As a contribution to increasing crop variety for improved food security in Subsaharan Africa, a leafy vegetable which is rich in vitamins and minerals shall be domesticated. At present, however, as highlighted by a research team from the Technical University of Munich (TUM) together with researchers from Nigeria, the plants still contain highly toxic substances that are carcinogenic and liver-damaging. The researchers are now aiming to generate toxin-free varieties so that the plant can be safely used.

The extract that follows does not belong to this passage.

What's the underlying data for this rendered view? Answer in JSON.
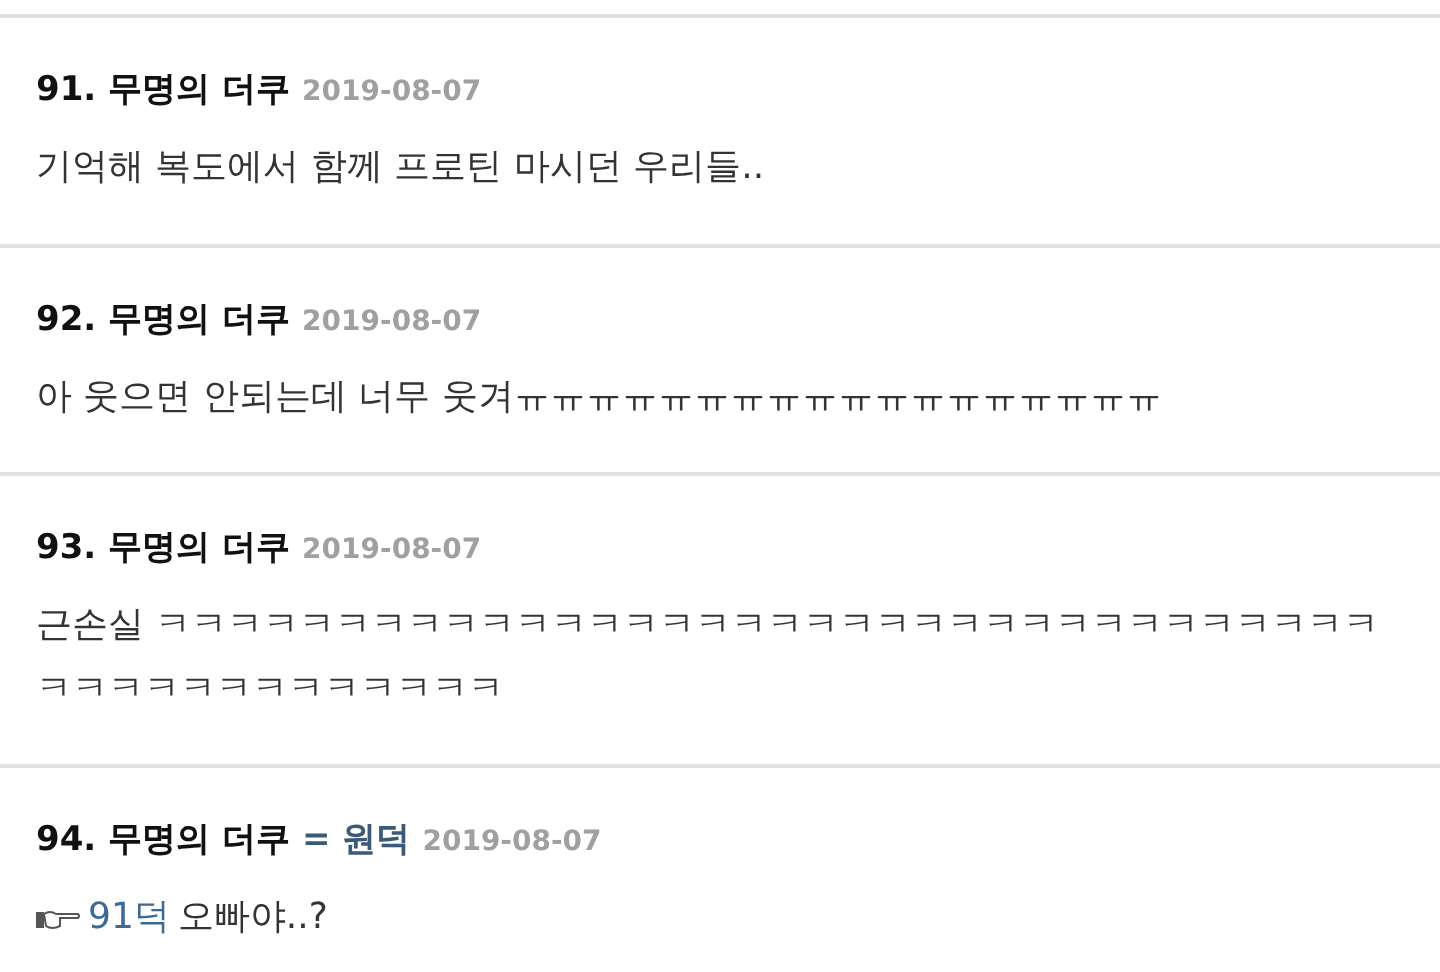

Educating young refugees about the path of infection of the coronavirus via a smartphone app and providing them with a basis for an informed decision about the covid vaccination - these are the goals of a project coordinated by the Chair of Clinical and Biological Psychology (Prof. Dr. Rita Rosner) at the KU in which the University of Würzburg and the HSD Regensburg are also involved.
Representatives of numerous pathogenic fungal species are finding new habitat on microplastic particles in the soil and could thus be one of the possible causes of an increase in fungal infections. Researchers from Bayreuth, Hannover and Munich demonstrated this in a new study. Using high-throughput methods, the scientists analysed fungal communities from soil samples taken from sites near human settlements in western Kenya. The findings of this research have been published in the journal Scientific Reports.
Hof, 09.07.2021 - Together with a total of eight other partners, Hof University of Applied Sciences wants to launch one of Germany's seven future centers for artificial intelligence. The research group "Innovative Healthcare" at the Institute for Information Systems (iisys), which was newly founded for this purpose, will begin its work with the project Regional Future Center AI "pulsnetz.de –healthy work" (pulsnetz AI), which aims to develop AI-based technologies for the care and social economy and establish them there. A service truck is to make the innovations tangible on site in care facilities, kindergartens as well as residential facilities for people with disabilities.
High-tech methods for detecting microplastics in food and suitable prevention measures are the focus of the joint German-Austrian Cornet project "MicroplasticATfood", which kicked off on 1 July 2021. With its expertise in microplastic research, the University of Bayreuth is involved in interdisciplinary case studies dealing with packaging, filling lines, beverages, surfaces of solid food, and soluble foods. On the German side, the project will be funded by the Federal Ministry for Economic Affairs and Energy until 2023 to the tune of € 542,000, of which about € 275,000 have been allocated to the University of Bayreuth.
A team of scientists from the Leibniz Institute for Food Systems Biology at the Technical University of Munich has now discovered that the odorant receptor OR5K1 is specialized to recognize pyrazines in both humans and domesticated animals. These are volatile substances that contribute to the typical odor of many vegetables or are formed when food is heated. In addition, pyrazines also play a role as signaling substances in intra- or interspecific communication. The new research results contribute to a better understanding of the molecular mechanisms underlying the odor perception of food as well as olfactory communication.